(Dataset rows describing interfaces)
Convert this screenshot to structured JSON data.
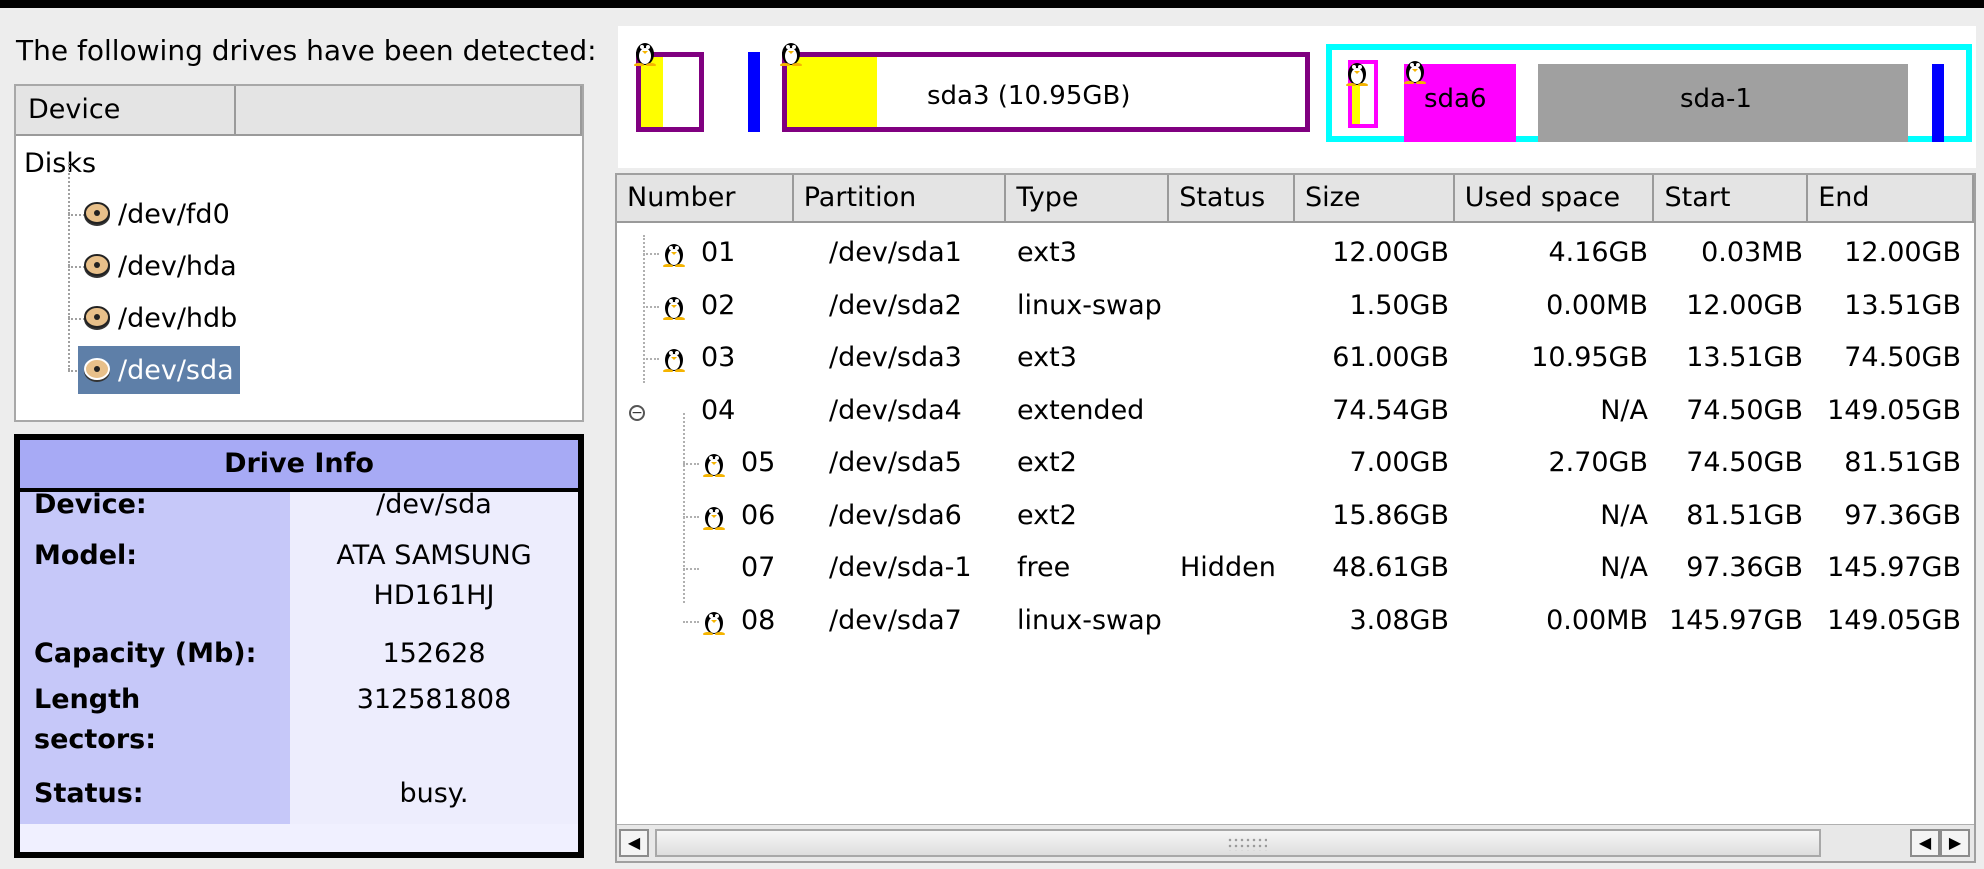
{
  "drives_panel": {
    "label": "The following drives have been detected:",
    "column_header": "Device",
    "root_label": "Disks",
    "devices": [
      "/dev/fd0",
      "/dev/hda",
      "/dev/hdb",
      "/dev/sda"
    ],
    "selected_device": "/dev/sda"
  },
  "drive_info": {
    "title": "Drive Info",
    "rows": [
      {
        "key": "Device:",
        "value": "/dev/sda"
      },
      {
        "key": "Model:",
        "value": "ATA SAMSUNG HD161HJ"
      },
      {
        "key": "Capacity (Mb):",
        "value": "152628"
      },
      {
        "key": "Length sectors:",
        "value": "312581808"
      },
      {
        "key": "Status:",
        "value": "busy."
      }
    ]
  },
  "partition_map": {
    "labels": {
      "sda3": "sda3 (10.95GB)",
      "sda6": "sda6",
      "free": "sda-1"
    },
    "colors": {
      "primary_border": "#800080",
      "extended_border": "#00ffff",
      "swap": "#0000ff",
      "used": "#ffff00",
      "sda6": "#ff00ff",
      "free": "#a0a0a0"
    }
  },
  "partition_table": {
    "columns": [
      "Number",
      "Partition",
      "Type",
      "Status",
      "Size",
      "Used space",
      "Start",
      "End"
    ],
    "rows": [
      {
        "number": "01",
        "partition": "/dev/sda1",
        "type": "ext3",
        "status": "",
        "size": "12.00GB",
        "used": "4.16GB",
        "start": "0.03MB",
        "end": "12.00GB",
        "icon": "tux"
      },
      {
        "number": "02",
        "partition": "/dev/sda2",
        "type": "linux-swap",
        "status": "",
        "size": "1.50GB",
        "used": "0.00MB",
        "start": "12.00GB",
        "end": "13.51GB",
        "icon": "tux"
      },
      {
        "number": "03",
        "partition": "/dev/sda3",
        "type": "ext3",
        "status": "",
        "size": "61.00GB",
        "used": "10.95GB",
        "start": "13.51GB",
        "end": "74.50GB",
        "icon": "tux"
      },
      {
        "number": "04",
        "partition": "/dev/sda4",
        "type": "extended",
        "status": "",
        "size": "74.54GB",
        "used": "N/A",
        "start": "74.50GB",
        "end": "149.05GB",
        "icon": "expander"
      },
      {
        "number": "05",
        "partition": "/dev/sda5",
        "type": "ext2",
        "status": "",
        "size": "7.00GB",
        "used": "2.70GB",
        "start": "74.50GB",
        "end": "81.51GB",
        "icon": "tux"
      },
      {
        "number": "06",
        "partition": "/dev/sda6",
        "type": "ext2",
        "status": "",
        "size": "15.86GB",
        "used": "N/A",
        "start": "81.51GB",
        "end": "97.36GB",
        "icon": "tux"
      },
      {
        "number": "07",
        "partition": "/dev/sda-1",
        "type": "free",
        "status": "Hidden",
        "size": "48.61GB",
        "used": "N/A",
        "start": "97.36GB",
        "end": "145.97GB",
        "icon": "none"
      },
      {
        "number": "08",
        "partition": "/dev/sda7",
        "type": "linux-swap",
        "status": "",
        "size": "3.08GB",
        "used": "0.00MB",
        "start": "145.97GB",
        "end": "149.05GB",
        "icon": "tux"
      }
    ]
  }
}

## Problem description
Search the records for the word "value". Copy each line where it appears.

## Response box
        "value": "/dev/sda"
        "value": "ATA SAMSUNG HD161HJ"
        "value": "152628"
        "value": "312581808"
        "value": "busy."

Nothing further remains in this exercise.